(INFORMATION SHOWN)

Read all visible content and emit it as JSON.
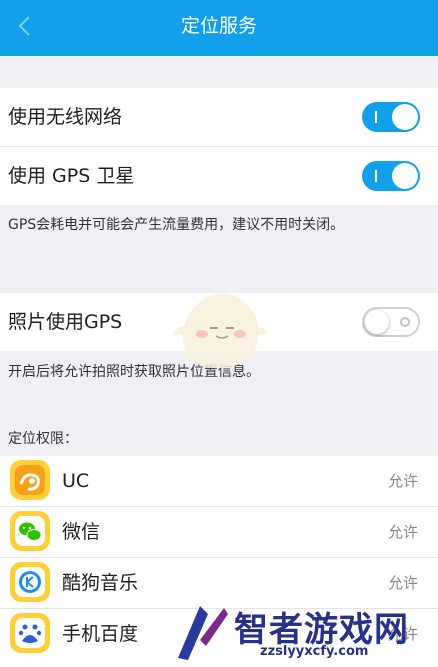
{
  "header": {
    "title": "定位服务",
    "back_icon": "chevron-left-icon"
  },
  "settings": {
    "wifi_label": "使用无线网络",
    "wifi_on": true,
    "gps_label": "使用 GPS 卫星",
    "gps_on": true,
    "gps_note": "GPS会耗电并可能会产生流量费用，建议不用时关闭。",
    "photo_gps_label": "照片使用GPS",
    "photo_gps_on": false,
    "photo_note": "开启后将允许拍照时获取照片位置信息。"
  },
  "permissions": {
    "section_label": "定位权限：",
    "apps": [
      {
        "name": "UC",
        "status": "允许",
        "icon": "uc-browser-icon"
      },
      {
        "name": "微信",
        "status": "允许",
        "icon": "wechat-icon"
      },
      {
        "name": "酷狗音乐",
        "status": "允许",
        "icon": "kugou-music-icon"
      },
      {
        "name": "手机百度",
        "status": "允许",
        "icon": "baidu-icon"
      }
    ]
  },
  "watermark": {
    "text": "智者游戏网",
    "url": "zzslyyxcfy.com"
  },
  "colors": {
    "accent": "#12a0ea",
    "background": "#efeff4",
    "icon_bg": "#ffcf3a"
  }
}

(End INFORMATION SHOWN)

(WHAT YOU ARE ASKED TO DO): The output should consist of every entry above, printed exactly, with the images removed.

(RESULT):
Read all visible content and emit it as JSON.
{
  "header": {
    "title": "定位服务",
    "back_icon": "chevron-left-icon"
  },
  "settings": {
    "wifi_label": "使用无线网络",
    "wifi_on": true,
    "gps_label": "使用 GPS 卫星",
    "gps_on": true,
    "gps_note": "GPS会耗电并可能会产生流量费用，建议不用时关闭。",
    "photo_gps_label": "照片使用GPS",
    "photo_gps_on": false,
    "photo_note": "开启后将允许拍照时获取照片位置信息。"
  },
  "permissions": {
    "section_label": "定位权限：",
    "apps": [
      {
        "name": "UC",
        "status": "允许",
        "icon": "uc-browser-icon"
      },
      {
        "name": "微信",
        "status": "允许",
        "icon": "wechat-icon"
      },
      {
        "name": "酷狗音乐",
        "status": "允许",
        "icon": "kugou-music-icon"
      },
      {
        "name": "手机百度",
        "status": "允许",
        "icon": "baidu-icon"
      }
    ]
  },
  "watermark": {
    "text": "智者游戏网",
    "url": "zzslyyxcfy.com"
  },
  "colors": {
    "accent": "#12a0ea",
    "background": "#efeff4",
    "icon_bg": "#ffcf3a"
  }
}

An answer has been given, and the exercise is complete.